Beware the invisible killer – carbon monoxide

Carbon monoxide is an odorless and colorless gas that often goes undetected, striking victims caught off guard in their sleep. And it kills without notice.

When we wake up each day, we probably would never think about this invisible killer taking the lives of ourselves, a loved one or co-worker. In fact, we most likely never think about it as we roll out of bed and head to the kitchen for a cup of fresh coffee. But we need to start.

According to the Centers for Disease Control and Prevention, more than 400 people in the United States die from unintentional CO poisoning every year, and over 4,000 others are hospitalized.

Lessons learned from mishaps

If you are in the market for a new car, you’ll find that all newer models are equipped with keyless entry: An easy push of a button starts your car just as long as you are carrying the key fob. However, this feature can become a contributing factor to an accident that results from human error.

The story normally starts and ends like this: Victim parks car in garage, forgets to turn it off by pushing keyless start and later CO strikes.

A horrific example occurred in 2015, when a man succumbed to CO after unknowingly leaving his vehicle running in a garage attached to the home. He fell asleep with the key fob in his pocket — and never woke up.

In another example, the Department of Labor reported that two landscaping employees died from CO exposure after a gasoline-fueled lawnmower was started inside an enclosed trailer, which then transported the crew to a job site. Not only did the company expose its workers to the deadly gas, but it failed to train them on how to recognize the hazard.

Identifying the hazard

The bad news is anyone can be at risk. But the CDC says infants, the elderly and people with chronic heart disease, anemia or breathing problems are more prone to illness or death. The good news?

This “invisible killer” is produced by burning fuels that can be detected with appropriate safety measures, before it’s too late.

· Cars, fireplaces, gas ranges, portable generators and furnaces burn this fuel.

· Winter can be a prime time for CO poisoning as people turn on heating systems and mistakenly warm their cars in garages. Always take extra precaution to ensure personal safety.

Prevent CO poisoning

The National Safety Council recommends that you install battery-operated or battery-backup CO detectors in the hallway near every bedroom in your home. Check or replace the battery when you change the time on your clocks each spring and fall and replace the detector every five years.

If the CO alarm sounds, do not ignore it or attempt to find the gas source. The Consumer Product Safety Commission instead recommends following these steps:

· Immediately move outside to fresh air

· Call emergency services, the fire department or 911

· Account for family members and do not re-enter the premises until emergency responders have given you permission

Additional safety tips

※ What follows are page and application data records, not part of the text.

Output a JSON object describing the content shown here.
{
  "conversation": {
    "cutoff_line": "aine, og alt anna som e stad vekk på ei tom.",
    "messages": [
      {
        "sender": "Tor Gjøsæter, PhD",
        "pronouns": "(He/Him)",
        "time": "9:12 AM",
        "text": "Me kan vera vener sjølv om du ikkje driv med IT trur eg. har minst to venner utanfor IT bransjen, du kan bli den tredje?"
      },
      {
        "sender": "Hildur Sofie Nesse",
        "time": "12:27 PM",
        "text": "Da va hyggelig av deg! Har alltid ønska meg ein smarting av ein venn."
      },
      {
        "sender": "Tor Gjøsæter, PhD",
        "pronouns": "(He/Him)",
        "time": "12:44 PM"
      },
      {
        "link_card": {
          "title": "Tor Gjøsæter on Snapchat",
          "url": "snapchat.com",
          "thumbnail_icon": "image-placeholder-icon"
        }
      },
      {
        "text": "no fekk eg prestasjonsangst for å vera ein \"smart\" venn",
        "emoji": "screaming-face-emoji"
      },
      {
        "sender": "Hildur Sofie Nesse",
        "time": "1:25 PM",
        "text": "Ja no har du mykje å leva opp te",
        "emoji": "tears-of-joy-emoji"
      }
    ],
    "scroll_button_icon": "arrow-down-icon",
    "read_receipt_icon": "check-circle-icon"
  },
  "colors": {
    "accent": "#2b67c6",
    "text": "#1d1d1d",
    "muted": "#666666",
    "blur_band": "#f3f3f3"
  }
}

· Clean the chimney annually and make sure to open the fireplace damper before lighting a fire and well after it’s extinguished

· Do not use portable flameless-chemical heaters indoors

· Have your furnace, water heater, and other gas or coal-burning appliances serviced by a qualified technician

· Never use a gas oven for heating your home

· Never use a generator inside your home, basement, or garage or less than 20 feet from any window, door or vent; fatal levels of carbon monoxide can be produced in just minutes, even if doors and windows are open.

· Never run a car in a garage attached to a house, even with the garage door open; always open the door to a detached garage to let in fresh air when you run a vehicle inside.

· If you drive a car or SUV with a tailgate, open the vents or windows to make sure air is moving through. If only the tailgate is open, CO from the exhaust will be pulled into the vehicle.

About the Author